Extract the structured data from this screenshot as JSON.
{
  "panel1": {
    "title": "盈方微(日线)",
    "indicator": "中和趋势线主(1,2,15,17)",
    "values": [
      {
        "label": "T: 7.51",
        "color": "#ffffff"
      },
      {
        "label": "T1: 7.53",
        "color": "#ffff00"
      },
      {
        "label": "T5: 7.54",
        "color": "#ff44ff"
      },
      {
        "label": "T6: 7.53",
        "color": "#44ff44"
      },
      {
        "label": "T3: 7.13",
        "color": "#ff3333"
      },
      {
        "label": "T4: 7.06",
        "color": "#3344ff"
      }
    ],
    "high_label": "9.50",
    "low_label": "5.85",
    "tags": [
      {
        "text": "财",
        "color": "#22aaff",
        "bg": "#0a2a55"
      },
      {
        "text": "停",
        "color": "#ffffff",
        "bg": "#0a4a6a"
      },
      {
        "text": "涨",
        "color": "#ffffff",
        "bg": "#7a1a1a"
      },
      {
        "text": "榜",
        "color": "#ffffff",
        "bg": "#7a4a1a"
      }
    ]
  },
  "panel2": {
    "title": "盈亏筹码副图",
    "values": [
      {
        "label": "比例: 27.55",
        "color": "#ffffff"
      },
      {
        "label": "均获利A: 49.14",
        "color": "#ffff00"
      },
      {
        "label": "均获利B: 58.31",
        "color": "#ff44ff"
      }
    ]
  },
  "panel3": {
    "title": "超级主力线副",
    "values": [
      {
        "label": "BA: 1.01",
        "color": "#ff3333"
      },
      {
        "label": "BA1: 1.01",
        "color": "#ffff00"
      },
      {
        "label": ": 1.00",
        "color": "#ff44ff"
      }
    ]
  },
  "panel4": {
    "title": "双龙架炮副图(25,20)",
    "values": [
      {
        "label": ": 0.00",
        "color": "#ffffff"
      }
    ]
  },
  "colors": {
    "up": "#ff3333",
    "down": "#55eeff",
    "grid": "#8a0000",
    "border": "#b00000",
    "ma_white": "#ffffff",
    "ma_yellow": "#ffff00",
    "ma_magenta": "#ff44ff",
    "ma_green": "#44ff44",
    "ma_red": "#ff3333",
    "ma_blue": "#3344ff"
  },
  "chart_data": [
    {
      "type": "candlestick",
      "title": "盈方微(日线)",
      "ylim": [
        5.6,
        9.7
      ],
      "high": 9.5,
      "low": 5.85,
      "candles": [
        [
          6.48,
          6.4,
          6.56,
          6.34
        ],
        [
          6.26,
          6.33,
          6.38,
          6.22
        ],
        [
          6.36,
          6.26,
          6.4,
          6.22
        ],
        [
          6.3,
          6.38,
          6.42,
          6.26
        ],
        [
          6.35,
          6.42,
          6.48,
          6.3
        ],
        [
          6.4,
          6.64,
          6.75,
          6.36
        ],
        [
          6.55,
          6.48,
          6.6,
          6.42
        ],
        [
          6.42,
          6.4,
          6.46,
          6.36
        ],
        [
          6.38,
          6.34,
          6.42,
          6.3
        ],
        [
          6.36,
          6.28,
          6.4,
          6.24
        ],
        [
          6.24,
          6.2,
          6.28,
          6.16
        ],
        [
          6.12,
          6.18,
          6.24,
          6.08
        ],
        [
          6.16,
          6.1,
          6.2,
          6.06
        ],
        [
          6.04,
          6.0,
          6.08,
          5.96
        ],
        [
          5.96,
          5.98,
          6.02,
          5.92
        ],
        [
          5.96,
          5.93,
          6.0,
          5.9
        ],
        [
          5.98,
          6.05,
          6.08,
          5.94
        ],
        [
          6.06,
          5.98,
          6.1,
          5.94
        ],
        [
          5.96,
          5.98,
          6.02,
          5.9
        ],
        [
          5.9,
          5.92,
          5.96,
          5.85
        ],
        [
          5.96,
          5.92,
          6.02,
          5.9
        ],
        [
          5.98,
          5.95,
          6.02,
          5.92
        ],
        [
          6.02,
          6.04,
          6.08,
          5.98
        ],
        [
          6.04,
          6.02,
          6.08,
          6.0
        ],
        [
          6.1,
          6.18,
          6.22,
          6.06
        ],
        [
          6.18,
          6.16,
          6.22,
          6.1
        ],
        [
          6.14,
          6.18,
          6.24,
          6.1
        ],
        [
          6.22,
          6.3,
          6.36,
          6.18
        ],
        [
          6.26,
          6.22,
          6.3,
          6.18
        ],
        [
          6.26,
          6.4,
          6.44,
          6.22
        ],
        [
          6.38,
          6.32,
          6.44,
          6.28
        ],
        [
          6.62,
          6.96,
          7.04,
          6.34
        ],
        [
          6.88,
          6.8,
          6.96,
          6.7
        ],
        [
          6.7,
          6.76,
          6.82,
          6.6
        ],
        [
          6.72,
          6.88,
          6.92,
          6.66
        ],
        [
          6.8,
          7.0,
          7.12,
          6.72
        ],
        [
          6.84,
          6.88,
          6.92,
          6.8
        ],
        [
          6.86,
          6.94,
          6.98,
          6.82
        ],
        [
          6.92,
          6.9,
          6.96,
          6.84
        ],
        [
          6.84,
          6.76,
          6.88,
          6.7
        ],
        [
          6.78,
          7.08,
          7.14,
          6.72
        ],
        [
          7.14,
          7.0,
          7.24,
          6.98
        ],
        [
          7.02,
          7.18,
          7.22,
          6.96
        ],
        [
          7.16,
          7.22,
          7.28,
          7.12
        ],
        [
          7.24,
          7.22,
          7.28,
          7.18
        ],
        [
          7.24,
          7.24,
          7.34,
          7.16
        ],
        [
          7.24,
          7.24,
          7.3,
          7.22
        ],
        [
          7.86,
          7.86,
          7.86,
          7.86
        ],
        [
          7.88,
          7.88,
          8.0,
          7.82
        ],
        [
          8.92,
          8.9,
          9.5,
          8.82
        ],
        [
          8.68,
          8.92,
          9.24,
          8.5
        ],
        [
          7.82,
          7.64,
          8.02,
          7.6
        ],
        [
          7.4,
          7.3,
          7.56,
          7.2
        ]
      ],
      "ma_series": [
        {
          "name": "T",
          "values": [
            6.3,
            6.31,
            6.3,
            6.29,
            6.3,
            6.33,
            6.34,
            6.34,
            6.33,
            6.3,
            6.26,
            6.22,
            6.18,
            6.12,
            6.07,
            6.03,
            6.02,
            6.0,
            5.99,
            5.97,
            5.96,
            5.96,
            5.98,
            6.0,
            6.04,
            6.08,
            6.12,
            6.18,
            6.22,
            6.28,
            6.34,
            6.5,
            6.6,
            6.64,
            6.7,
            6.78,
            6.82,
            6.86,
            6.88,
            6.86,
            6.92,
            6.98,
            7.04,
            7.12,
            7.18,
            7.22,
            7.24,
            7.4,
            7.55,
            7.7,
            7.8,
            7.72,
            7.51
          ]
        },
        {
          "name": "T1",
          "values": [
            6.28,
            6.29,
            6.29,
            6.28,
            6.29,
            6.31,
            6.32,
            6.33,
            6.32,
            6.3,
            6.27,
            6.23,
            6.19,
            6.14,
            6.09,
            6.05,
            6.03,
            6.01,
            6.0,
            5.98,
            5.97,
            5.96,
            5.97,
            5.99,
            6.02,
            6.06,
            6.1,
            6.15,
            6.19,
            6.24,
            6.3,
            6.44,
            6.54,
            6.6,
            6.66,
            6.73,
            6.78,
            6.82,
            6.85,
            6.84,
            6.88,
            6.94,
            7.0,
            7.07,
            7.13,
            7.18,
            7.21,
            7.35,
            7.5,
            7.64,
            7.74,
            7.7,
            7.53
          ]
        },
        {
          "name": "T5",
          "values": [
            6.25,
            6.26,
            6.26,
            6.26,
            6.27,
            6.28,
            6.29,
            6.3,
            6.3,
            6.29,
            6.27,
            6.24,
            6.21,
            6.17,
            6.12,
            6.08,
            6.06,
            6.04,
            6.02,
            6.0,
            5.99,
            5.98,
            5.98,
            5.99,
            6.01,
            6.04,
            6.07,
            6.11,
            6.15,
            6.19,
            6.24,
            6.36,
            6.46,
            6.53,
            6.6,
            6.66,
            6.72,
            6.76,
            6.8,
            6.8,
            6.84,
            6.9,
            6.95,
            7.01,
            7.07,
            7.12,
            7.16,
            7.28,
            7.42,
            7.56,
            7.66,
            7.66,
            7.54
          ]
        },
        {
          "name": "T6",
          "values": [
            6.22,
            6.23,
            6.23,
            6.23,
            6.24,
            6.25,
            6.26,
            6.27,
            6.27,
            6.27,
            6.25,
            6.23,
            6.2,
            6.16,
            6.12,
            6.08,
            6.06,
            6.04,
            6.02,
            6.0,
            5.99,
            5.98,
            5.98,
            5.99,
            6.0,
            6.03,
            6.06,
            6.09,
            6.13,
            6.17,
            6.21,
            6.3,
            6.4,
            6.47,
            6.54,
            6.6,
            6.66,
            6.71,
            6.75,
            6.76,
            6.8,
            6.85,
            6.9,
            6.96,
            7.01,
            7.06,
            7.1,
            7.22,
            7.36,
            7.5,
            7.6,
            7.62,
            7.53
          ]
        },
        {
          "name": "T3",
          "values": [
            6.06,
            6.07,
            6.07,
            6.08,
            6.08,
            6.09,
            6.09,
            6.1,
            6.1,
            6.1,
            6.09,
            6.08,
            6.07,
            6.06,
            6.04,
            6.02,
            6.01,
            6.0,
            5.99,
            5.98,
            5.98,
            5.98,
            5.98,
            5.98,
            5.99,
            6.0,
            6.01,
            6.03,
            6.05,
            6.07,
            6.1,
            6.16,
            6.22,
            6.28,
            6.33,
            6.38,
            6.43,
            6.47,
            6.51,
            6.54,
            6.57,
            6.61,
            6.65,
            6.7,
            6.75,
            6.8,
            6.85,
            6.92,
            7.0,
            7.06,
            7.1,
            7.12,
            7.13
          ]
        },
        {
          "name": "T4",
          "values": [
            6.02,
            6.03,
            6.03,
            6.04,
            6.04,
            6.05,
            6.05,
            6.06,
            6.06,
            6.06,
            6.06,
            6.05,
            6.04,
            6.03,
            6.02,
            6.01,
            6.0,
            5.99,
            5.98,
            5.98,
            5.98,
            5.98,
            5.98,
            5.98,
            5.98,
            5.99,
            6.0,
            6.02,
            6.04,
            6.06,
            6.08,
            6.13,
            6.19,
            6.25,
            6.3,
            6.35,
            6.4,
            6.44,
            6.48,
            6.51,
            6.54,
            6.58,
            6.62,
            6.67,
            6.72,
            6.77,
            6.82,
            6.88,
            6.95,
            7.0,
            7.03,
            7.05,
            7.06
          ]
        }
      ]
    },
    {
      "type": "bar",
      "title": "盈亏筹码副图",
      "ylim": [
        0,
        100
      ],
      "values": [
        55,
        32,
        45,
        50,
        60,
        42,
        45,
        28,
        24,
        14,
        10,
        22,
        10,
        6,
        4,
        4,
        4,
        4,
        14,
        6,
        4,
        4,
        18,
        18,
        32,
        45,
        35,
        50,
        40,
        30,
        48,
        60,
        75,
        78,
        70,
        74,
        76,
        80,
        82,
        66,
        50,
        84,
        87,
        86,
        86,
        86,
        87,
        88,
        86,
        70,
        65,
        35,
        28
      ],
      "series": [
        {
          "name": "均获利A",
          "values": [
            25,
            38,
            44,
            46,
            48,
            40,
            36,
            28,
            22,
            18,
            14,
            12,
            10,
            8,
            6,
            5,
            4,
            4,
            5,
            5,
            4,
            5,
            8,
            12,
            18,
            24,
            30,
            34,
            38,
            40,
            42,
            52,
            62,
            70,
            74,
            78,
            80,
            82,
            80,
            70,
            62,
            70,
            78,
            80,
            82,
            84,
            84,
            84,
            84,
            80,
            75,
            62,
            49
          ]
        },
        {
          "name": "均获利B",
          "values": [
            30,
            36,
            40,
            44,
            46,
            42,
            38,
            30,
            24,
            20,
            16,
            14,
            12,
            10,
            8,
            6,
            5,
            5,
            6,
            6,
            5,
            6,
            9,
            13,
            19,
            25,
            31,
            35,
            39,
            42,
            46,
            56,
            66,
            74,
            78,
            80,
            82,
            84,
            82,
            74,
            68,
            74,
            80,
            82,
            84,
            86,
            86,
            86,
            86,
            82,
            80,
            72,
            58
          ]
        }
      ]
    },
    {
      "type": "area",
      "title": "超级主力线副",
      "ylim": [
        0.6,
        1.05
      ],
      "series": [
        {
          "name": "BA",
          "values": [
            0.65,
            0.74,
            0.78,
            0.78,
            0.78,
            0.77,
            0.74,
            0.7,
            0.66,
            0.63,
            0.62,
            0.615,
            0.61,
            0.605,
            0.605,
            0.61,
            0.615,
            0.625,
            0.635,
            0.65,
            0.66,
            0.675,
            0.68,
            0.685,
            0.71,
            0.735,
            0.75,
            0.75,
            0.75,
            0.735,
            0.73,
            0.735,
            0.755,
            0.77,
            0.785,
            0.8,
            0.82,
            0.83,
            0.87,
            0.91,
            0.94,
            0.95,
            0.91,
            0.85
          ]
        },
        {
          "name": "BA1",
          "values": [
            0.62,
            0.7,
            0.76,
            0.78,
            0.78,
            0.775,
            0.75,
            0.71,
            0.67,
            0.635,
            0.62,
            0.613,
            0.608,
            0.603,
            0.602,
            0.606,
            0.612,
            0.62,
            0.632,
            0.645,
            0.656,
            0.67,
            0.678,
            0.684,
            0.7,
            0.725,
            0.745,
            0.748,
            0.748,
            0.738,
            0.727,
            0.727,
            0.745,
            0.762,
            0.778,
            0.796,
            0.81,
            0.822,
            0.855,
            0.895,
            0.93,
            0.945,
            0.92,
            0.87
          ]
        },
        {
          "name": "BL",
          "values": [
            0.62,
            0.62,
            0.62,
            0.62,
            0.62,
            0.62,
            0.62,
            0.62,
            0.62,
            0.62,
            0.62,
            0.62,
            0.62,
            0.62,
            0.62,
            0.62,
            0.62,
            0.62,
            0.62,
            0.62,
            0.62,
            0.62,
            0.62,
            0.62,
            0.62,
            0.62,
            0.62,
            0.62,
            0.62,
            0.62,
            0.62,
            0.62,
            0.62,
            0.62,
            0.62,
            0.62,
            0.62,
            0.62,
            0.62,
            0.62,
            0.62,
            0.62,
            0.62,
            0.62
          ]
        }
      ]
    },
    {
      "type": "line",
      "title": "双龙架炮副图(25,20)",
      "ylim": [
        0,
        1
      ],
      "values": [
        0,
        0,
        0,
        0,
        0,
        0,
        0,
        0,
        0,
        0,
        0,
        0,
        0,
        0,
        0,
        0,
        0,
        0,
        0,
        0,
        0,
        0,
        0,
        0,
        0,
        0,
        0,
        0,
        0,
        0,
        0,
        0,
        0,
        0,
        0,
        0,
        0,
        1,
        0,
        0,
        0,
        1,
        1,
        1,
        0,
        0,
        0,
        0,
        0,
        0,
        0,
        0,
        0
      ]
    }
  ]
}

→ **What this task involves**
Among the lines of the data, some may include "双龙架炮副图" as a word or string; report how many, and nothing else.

→ **Answer box**
2